Seasons of a Wetland

Seasons of a Wetland Panel 495x329

 "Nowhere is the intricate relationship between water, wetlands and human survival better illustrated than in the case of the Nile River and ancient Egypt. The cyclical ebb and flow of the river waters determined the fortunes and fate of the powerful civilization that grew in the area and left its weighty marks." Convention on Wetlands (Ramsar, 1971) Culture Working Group

Wetland Processes

Image of a Refuge Wetland Image of a Refuge WetlandSeasonal wetlands are the result of many variables and processes: groundwater tables, climate, geology, topography, soil type, glaciation, groundwater movement, irrigation, land use, etc. The climate/hydrology in place at Lee Metcalf NWR was documented by Heitmeyer, Artmann and Frederickson (2010) in the publication: An Evaluation of Ecosystem Restoration and Management Options for Lee Metcalf National Wildlife Refuge. Snowpack (melt) from the Bitterroot River drainage (2,500 sq. mile) is a major contributing variable to Refuge hydrology; here are two figures from the Refuge Comprehensive Conservation Plan highlighting the flood of 1974 and Bitterroot River streamflow measured at Darby (USGS 2010). Many of the wetlands on the Refuge are not seasonal in nature; they are sloughs and oxbows, remnants of the former Bitterroot River channel. Figure 17 (source of this and following Figures or Tables: Refuge Comprehensive Conservation Plan) illustrates all of the wetlands on the Refuge. Table 5 (Hydrology and Soil Matrix) and Figure 11 (Contour Map of Refuge) tease out why wetlands are located in certain places on the Refuge. Table 4 outlines the Refuge Water Rights that allow for irrigation water usage through wetlands. In absence of this water, what would the vegetation look like on the Refuge; look at Figure 15 for an idea.


Wetland Ecology

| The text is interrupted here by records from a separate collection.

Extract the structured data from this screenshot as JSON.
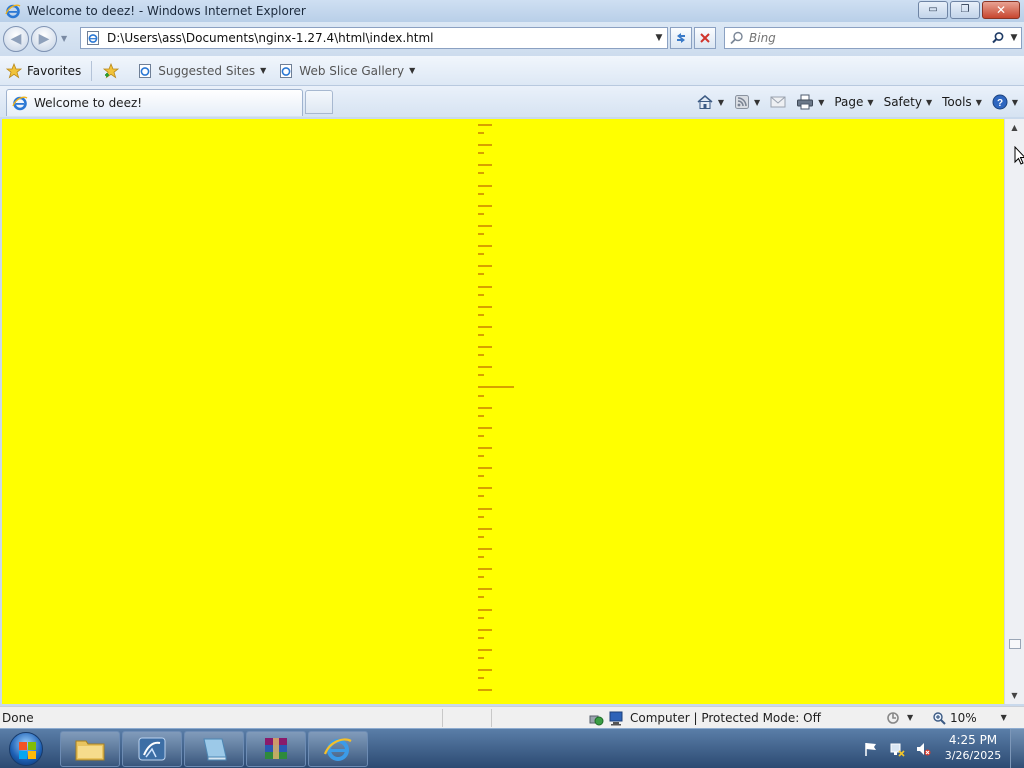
{
  "window": {
    "title": "Welcome to deez! - Windows Internet Explorer",
    "minimize_label": "▭",
    "restore_label": "❐",
    "close_label": "✕"
  },
  "nav": {
    "address": "D:\\Users\\ass\\Documents\\nginx-1.27.4\\html\\index.html",
    "search_placeholder": "Bing",
    "back_label": "◀",
    "forward_label": "▶"
  },
  "favorites_bar": {
    "favorites_label": "Favorites",
    "suggested_sites_label": "Suggested Sites",
    "web_slice_gallery_label": "Web Slice Gallery"
  },
  "tabs": [
    {
      "label": "Welcome to deez!"
    }
  ],
  "command_bar": {
    "page_label": "Page",
    "safety_label": "Safety",
    "tools_label": "Tools"
  },
  "content": {
    "background_color": "#ffff00",
    "text_color": "#d7a000"
  },
  "status_bar": {
    "status_text": "Done",
    "zone_text": "Computer | Protected Mode: Off",
    "zoom_text": "10%"
  },
  "taskbar": {
    "time": "4:25 PM",
    "date": "3/26/2025",
    "pinned": [
      "folder-icon",
      "network-icon",
      "notebook-icon",
      "winrar-icon",
      "internet-explorer-icon"
    ]
  }
}
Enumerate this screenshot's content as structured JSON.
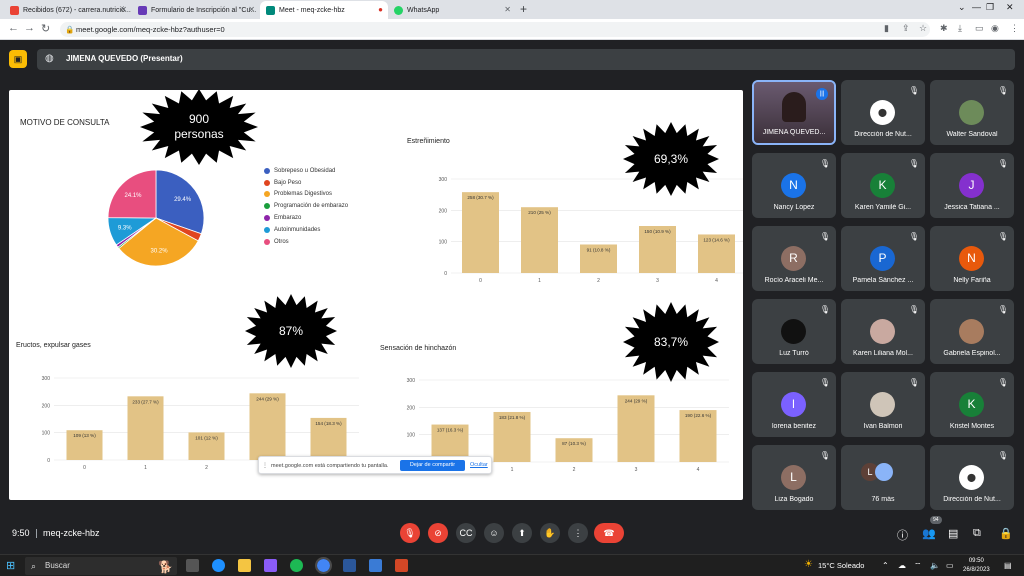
{
  "browser": {
    "tabs": [
      {
        "title": "Recibidos (672) - carrera.nutrició...",
        "icon_color": "#ea4335",
        "active": false
      },
      {
        "title": "Formulario de Inscripción al \"Cu...",
        "icon_color": "#673ab7",
        "active": false
      },
      {
        "title": "Meet - meq-zcke-hbz",
        "icon_color": "#00897b",
        "active": true
      },
      {
        "title": "WhatsApp",
        "icon_color": "#25d366",
        "active": false
      }
    ],
    "url": "meet.google.com/meq-zcke-hbz?authuser=0"
  },
  "meet": {
    "presenter_label": "JIMENA QUEVEDO (Presentar)",
    "meeting_time": "9:50",
    "meeting_code": "meq-zcke-hbz",
    "participants_badge": "94"
  },
  "slide": {
    "main_title": "MOTIVO DE CONSULTA",
    "bursts": [
      {
        "text": "900 personas"
      },
      {
        "text": "69,3%"
      },
      {
        "text": "87%"
      },
      {
        "text": "83,7%"
      }
    ],
    "share_notice": {
      "text": "meet.google.com está compartiendo tu pantalla.",
      "stop_label": "Dejar de compartir",
      "hide_label": "Ocultar"
    }
  },
  "chart_data": [
    {
      "type": "pie",
      "title": "",
      "legend_position": "right",
      "categories": [
        "Sobrepeso u Obesidad",
        "Bajo Peso",
        "Problemas Digestivos",
        "Programación de embarazo",
        "Embarazo",
        "Autoinmunidades",
        "Otros"
      ],
      "values": [
        29.4,
        2.5,
        30.2,
        0.5,
        0.9,
        9.3,
        24.1
      ],
      "labels": [
        "29.4%",
        "",
        "30.2%",
        "",
        "",
        "9.3%",
        "24.1%"
      ],
      "colors": [
        "#3b5fc0",
        "#e0451f",
        "#f5a623",
        "#1a9e3c",
        "#8e24aa",
        "#1e9bd7",
        "#e84e7f"
      ]
    },
    {
      "type": "bar",
      "title": "Estreñimiento",
      "categories": [
        "0",
        "1",
        "2",
        "3",
        "4"
      ],
      "values": [
        258,
        210,
        91,
        150,
        123
      ],
      "labels": [
        "258 (30.7 %)",
        "210 (25 %)",
        "91 (10.8 %)",
        "150 (10.9 %)",
        "123 (14.6 %)"
      ],
      "yticks": [
        "0",
        "100",
        "200",
        "300"
      ],
      "ylim": [
        0,
        300
      ],
      "grid": true,
      "color": "#e2c386"
    },
    {
      "type": "bar",
      "title": "Eructos, expulsar gases",
      "categories": [
        "0",
        "1",
        "2",
        "3",
        "4"
      ],
      "values": [
        109,
        233,
        101,
        244,
        154
      ],
      "labels": [
        "109 (13 %)",
        "233 (27.7 %)",
        "101 (12 %)",
        "244 (29 %)",
        "154 (18.3 %)"
      ],
      "yticks": [
        "0",
        "100",
        "200",
        "300"
      ],
      "ylim": [
        0,
        300
      ],
      "grid": true,
      "color": "#e2c386"
    },
    {
      "type": "bar",
      "title": "Sensación de hinchazón",
      "categories": [
        "0",
        "1",
        "2",
        "3",
        "4"
      ],
      "values": [
        137,
        183,
        87,
        244,
        190
      ],
      "labels": [
        "137 (16.3 %)",
        "183 (21.8 %)",
        "87 (10.3 %)",
        "244 (29 %)",
        "190 (22.6 %)"
      ],
      "yticks": [
        "0",
        "100",
        "200",
        "300"
      ],
      "ylim": [
        0,
        300
      ],
      "grid": true,
      "color": "#e2c386"
    }
  ],
  "participants": [
    {
      "name": "JIMENA QUEVED...",
      "type": "self"
    },
    {
      "name": "Dirección de Nut...",
      "type": "logo"
    },
    {
      "name": "Walter Sandoval",
      "type": "photo",
      "color": "#6d8b5a"
    },
    {
      "name": "Nancy Lopez",
      "initial": "N",
      "color": "#1a73e8"
    },
    {
      "name": "Karen Yamilé Gi...",
      "initial": "K",
      "color": "#188038"
    },
    {
      "name": "Jessica Tatiana ...",
      "initial": "J",
      "color": "#8430ce"
    },
    {
      "name": "Rocío Araceli Me...",
      "initial": "R",
      "color": "#8d6e63"
    },
    {
      "name": "Pamela Sánchez ...",
      "initial": "P",
      "color": "#1967d2"
    },
    {
      "name": "Nelly Fariña",
      "initial": "N",
      "color": "#e8590c"
    },
    {
      "name": "Luz Turró",
      "type": "photo",
      "color": "#111111"
    },
    {
      "name": "Karen Liliana Mol...",
      "type": "photo",
      "color": "#c9a9a0"
    },
    {
      "name": "Gabriela Espinol...",
      "type": "photo",
      "color": "#a87c5f"
    },
    {
      "name": "lorena benitez",
      "initial": "l",
      "color": "#7b61ff"
    },
    {
      "name": "Ivan Balmori",
      "type": "photo",
      "color": "#cfc5b8"
    },
    {
      "name": "Kristel Montes",
      "initial": "K",
      "color": "#188038"
    },
    {
      "name": "Liza Bogado",
      "initial": "L",
      "color": "#8d6e63"
    },
    {
      "name": "76 más",
      "type": "more",
      "initial": "L",
      "color": "#5d4037"
    },
    {
      "name": "Dirección de Nut...",
      "type": "logo"
    }
  ],
  "taskbar": {
    "search_placeholder": "Buscar",
    "weather": "15°C  Soleado",
    "time": "09:50",
    "date": "26/8/2023"
  }
}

Image of wet meadow-Hollingsworth Wetland Project Image of a Refuge OxbowWetland impoundments (manmade wetlands) on the refuge were constructed and developed to provide open-water habitat for migratory waterfowl and shorebirds. As a consequence, the Refuge has become an important refuge for migratory birds during the spring and fall. Waterfowl breeding and brood rearing occurs on Lee Metcalf NWR with a great variety of waterfowl using the refuge for these life history requirements; however, the refuge is not a major production refuge. The most important habitat management efforts will focus on providing optimal habitat for foraging and resting during migration. Lowering the water levels will serve to increase food availability by concentrating foods in smaller areas and at water depths within the foraging range of target wildlife. The rate and timing of drawdowns have important influences on the production and composition of semipermanent wetland plants and invertebrates that provide protein-rich food resources (USFWS 1991) for each of the target bird species.


Wetland Impoundment Target Species Selection Process

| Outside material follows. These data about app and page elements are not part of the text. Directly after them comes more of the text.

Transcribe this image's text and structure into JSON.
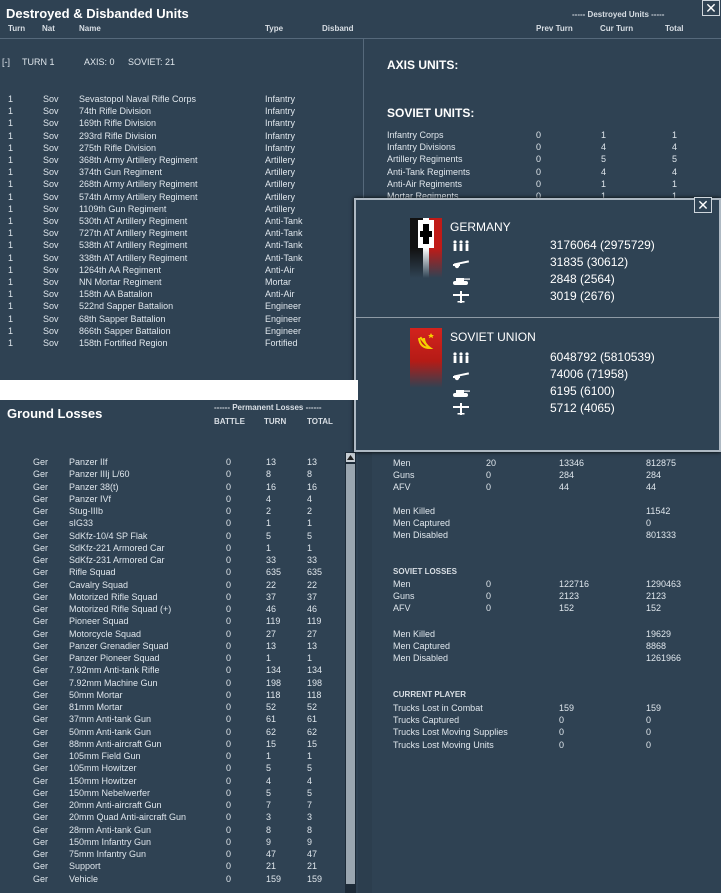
{
  "destroyed": {
    "title": "Destroyed & Disbanded Units",
    "subheader": "----- Destroyed Units -----",
    "columns": {
      "turn": "Turn",
      "nat": "Nat",
      "name": "Name",
      "type": "Type",
      "disband": "Disband",
      "prev_turn": "Prev Turn",
      "cur_turn": "Cur Turn",
      "total": "Total"
    },
    "expand": "[-]",
    "turn_label": "TURN 1",
    "axis_label": "AXIS: 0",
    "soviet_label": "SOVIET: 21",
    "rows": [
      [
        "1",
        "Sov",
        "Sevastopol Naval Rifle Corps",
        "Infantry"
      ],
      [
        "1",
        "Sov",
        "74th Rifle Division",
        "Infantry"
      ],
      [
        "1",
        "Sov",
        "169th Rifle Division",
        "Infantry"
      ],
      [
        "1",
        "Sov",
        "293rd Rifle Division",
        "Infantry"
      ],
      [
        "1",
        "Sov",
        "275th Rifle Division",
        "Infantry"
      ],
      [
        "1",
        "Sov",
        "368th Army Artillery Regiment",
        "Artillery"
      ],
      [
        "1",
        "Sov",
        "374th Gun Regiment",
        "Artillery"
      ],
      [
        "1",
        "Sov",
        "268th Army Artillery Regiment",
        "Artillery"
      ],
      [
        "1",
        "Sov",
        "574th Army Artillery Regiment",
        "Artillery"
      ],
      [
        "1",
        "Sov",
        "1109th Gun Regiment",
        "Artillery"
      ],
      [
        "1",
        "Sov",
        "530th AT Artillery Regiment",
        "Anti-Tank"
      ],
      [
        "1",
        "Sov",
        "727th AT Artillery Regiment",
        "Anti-Tank"
      ],
      [
        "1",
        "Sov",
        "538th AT Artillery Regiment",
        "Anti-Tank"
      ],
      [
        "1",
        "Sov",
        "338th AT Artillery Regiment",
        "Anti-Tank"
      ],
      [
        "1",
        "Sov",
        "1264th AA Regiment",
        "Anti-Air"
      ],
      [
        "1",
        "Sov",
        "NN Mortar Regiment",
        "Mortar"
      ],
      [
        "1",
        "Sov",
        "158th AA Battalion",
        "Anti-Air"
      ],
      [
        "1",
        "Sov",
        "522nd Sapper Battalion",
        "Engineer"
      ],
      [
        "1",
        "Sov",
        "68th Sapper Battalion",
        "Engineer"
      ],
      [
        "1",
        "Sov",
        "866th Sapper Battalion",
        "Engineer"
      ],
      [
        "1",
        "Sov",
        "158th Fortified Region",
        "Fortified"
      ]
    ],
    "axis_units_title": "AXIS UNITS:",
    "soviet_units_title": "SOVIET UNITS:",
    "soviet_units": [
      [
        "Infantry Corps",
        "0",
        "1",
        "1"
      ],
      [
        "Infantry Divisions",
        "0",
        "4",
        "4"
      ],
      [
        "Artillery Regiments",
        "0",
        "5",
        "5"
      ],
      [
        "Anti-Tank Regiments",
        "0",
        "4",
        "4"
      ],
      [
        "Anti-Air Regiments",
        "0",
        "1",
        "1"
      ],
      [
        "Mortar Regiments",
        "0",
        "1",
        "1"
      ]
    ]
  },
  "ground": {
    "title": "Ground Losses",
    "subheader": "------ Permanent Losses ------",
    "columns": {
      "battle": "BATTLE",
      "turn": "TURN",
      "total": "TOTAL"
    },
    "rows": [
      [
        "Ger",
        "Panzer IIf",
        "0",
        "13",
        "13"
      ],
      [
        "Ger",
        "Panzer IIIj L/60",
        "0",
        "8",
        "8"
      ],
      [
        "Ger",
        "Panzer 38(t)",
        "0",
        "16",
        "16"
      ],
      [
        "Ger",
        "Panzer IVf",
        "0",
        "4",
        "4"
      ],
      [
        "Ger",
        "Stug-IIIb",
        "0",
        "2",
        "2"
      ],
      [
        "Ger",
        "sIG33",
        "0",
        "1",
        "1"
      ],
      [
        "Ger",
        "SdKfz-10/4 SP Flak",
        "0",
        "5",
        "5"
      ],
      [
        "Ger",
        "SdKfz-221 Armored Car",
        "0",
        "1",
        "1"
      ],
      [
        "Ger",
        "SdKfz-231 Armored Car",
        "0",
        "33",
        "33"
      ],
      [
        "Ger",
        "Rifle Squad",
        "0",
        "635",
        "635"
      ],
      [
        "Ger",
        "Cavalry Squad",
        "0",
        "22",
        "22"
      ],
      [
        "Ger",
        "Motorized Rifle Squad",
        "0",
        "37",
        "37"
      ],
      [
        "Ger",
        "Motorized Rifle Squad (+)",
        "0",
        "46",
        "46"
      ],
      [
        "Ger",
        "Pioneer Squad",
        "0",
        "119",
        "119"
      ],
      [
        "Ger",
        "Motorcycle Squad",
        "0",
        "27",
        "27"
      ],
      [
        "Ger",
        "Panzer Grenadier Squad",
        "0",
        "13",
        "13"
      ],
      [
        "Ger",
        "Panzer Pioneer Squad",
        "0",
        "1",
        "1"
      ],
      [
        "Ger",
        "7.92mm Anti-tank Rifle",
        "0",
        "134",
        "134"
      ],
      [
        "Ger",
        "7.92mm Machine Gun",
        "0",
        "198",
        "198"
      ],
      [
        "Ger",
        "50mm Mortar",
        "0",
        "118",
        "118"
      ],
      [
        "Ger",
        "81mm Mortar",
        "0",
        "52",
        "52"
      ],
      [
        "Ger",
        "37mm Anti-tank Gun",
        "0",
        "61",
        "61"
      ],
      [
        "Ger",
        "50mm Anti-tank Gun",
        "0",
        "62",
        "62"
      ],
      [
        "Ger",
        "88mm Anti-aircraft Gun",
        "0",
        "15",
        "15"
      ],
      [
        "Ger",
        "105mm Field Gun",
        "0",
        "1",
        "1"
      ],
      [
        "Ger",
        "105mm Howitzer",
        "0",
        "5",
        "5"
      ],
      [
        "Ger",
        "150mm Howitzer",
        "0",
        "4",
        "4"
      ],
      [
        "Ger",
        "150mm Nebelwerfer",
        "0",
        "5",
        "5"
      ],
      [
        "Ger",
        "20mm Anti-aircraft Gun",
        "0",
        "7",
        "7"
      ],
      [
        "Ger",
        "20mm Quad Anti-aircraft Gun",
        "0",
        "3",
        "3"
      ],
      [
        "Ger",
        "28mm Anti-tank Gun",
        "0",
        "8",
        "8"
      ],
      [
        "Ger",
        "150mm Infantry Gun",
        "0",
        "9",
        "9"
      ],
      [
        "Ger",
        "75mm Infantry Gun",
        "0",
        "47",
        "47"
      ],
      [
        "Ger",
        "Support",
        "0",
        "21",
        "21"
      ],
      [
        "Ger",
        "Vehicle",
        "0",
        "159",
        "159"
      ]
    ]
  },
  "summary": {
    "axis_rows": [
      [
        "Men",
        "20",
        "13346",
        "812875"
      ],
      [
        "Guns",
        "0",
        "284",
        "284"
      ],
      [
        "AFV",
        "0",
        "44",
        "44"
      ]
    ],
    "axis_casualties": [
      [
        "Men Killed",
        "11542"
      ],
      [
        "Men Captured",
        "0"
      ],
      [
        "Men Disabled",
        "801333"
      ]
    ],
    "soviet_title": "SOVIET LOSSES",
    "soviet_rows": [
      [
        "Men",
        "0",
        "122716",
        "1290463"
      ],
      [
        "Guns",
        "0",
        "2123",
        "2123"
      ],
      [
        "AFV",
        "0",
        "152",
        "152"
      ]
    ],
    "soviet_casualties": [
      [
        "Men Killed",
        "19629"
      ],
      [
        "Men Captured",
        "8868"
      ],
      [
        "Men Disabled",
        "1261966"
      ]
    ],
    "player_title": "CURRENT PLAYER",
    "trucks": [
      [
        "Trucks Lost in Combat",
        "159",
        "159"
      ],
      [
        "Trucks Captured",
        "0",
        "0"
      ],
      [
        "Trucks Lost Moving Supplies",
        "0",
        "0"
      ],
      [
        "Trucks Lost Moving Units",
        "0",
        "0"
      ]
    ]
  },
  "popup": {
    "germany": {
      "name": "GERMANY",
      "men": "3176064 (2975729)",
      "guns": "31835 (30612)",
      "afv": "2848 (2564)",
      "air": "3019 (2676)"
    },
    "soviet": {
      "name": "SOVIET UNION",
      "men": "6048792 (5810539)",
      "guns": "74006 (71958)",
      "afv": "6195 (6100)",
      "air": "5712 (4065)"
    }
  },
  "close_glyph": "✕",
  "icons": [
    "close-icon",
    "men-icon",
    "gun-icon",
    "tank-icon",
    "aircraft-icon",
    "balkenkreuz-icon",
    "hammer-sickle-icon",
    "scroll-up-arrow-icon"
  ],
  "colors": {
    "panel_bg": "#2e4152",
    "germany_flag": "#111111",
    "soviet_flag": "#c8201c"
  }
}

Image of Pond 10 from Kenai Nature Trail Image of Pond 5 on RefugeEarly in the Comprehensive Conservation Plan process, the planning team selected three groups of target species (representatives of guilds of species) that support the objectives and strategies described under the habitat goals for the Bitterroot River floodplain, wetland impoundments, and grassland and shrubland habitat. Part of this process was to review three separate documents focused on sustaining or recovering species in Montana: the “Montana Intermountain West Joint Venture Plan,” “Montana State Conservation Plan,” and the “Bitterroot River Subbasin Plan.” An initial list was developed based on whether a species either occurred on the refuge or could occur on the refuge if its preferred habitat was expanded or restored, as indicated under each goal. Almost all of the species selected are recognized in these three documents. The life history needs of over 100 species were examined for similarities and relevance to the proposed goals. The final lists of 16 species were selected based on their ability to represent guilds or because they were good indicators of the quality of a specific habitat type. The habitats that support the migration, foraging, and nesting needs of these selected species should benefit a much broader group of secondary bird species as well as a variety of other wildlife, both migratory and resident. These target species will be monitored for trends in abundance and distribution to evaluate the effectiveness of these actions.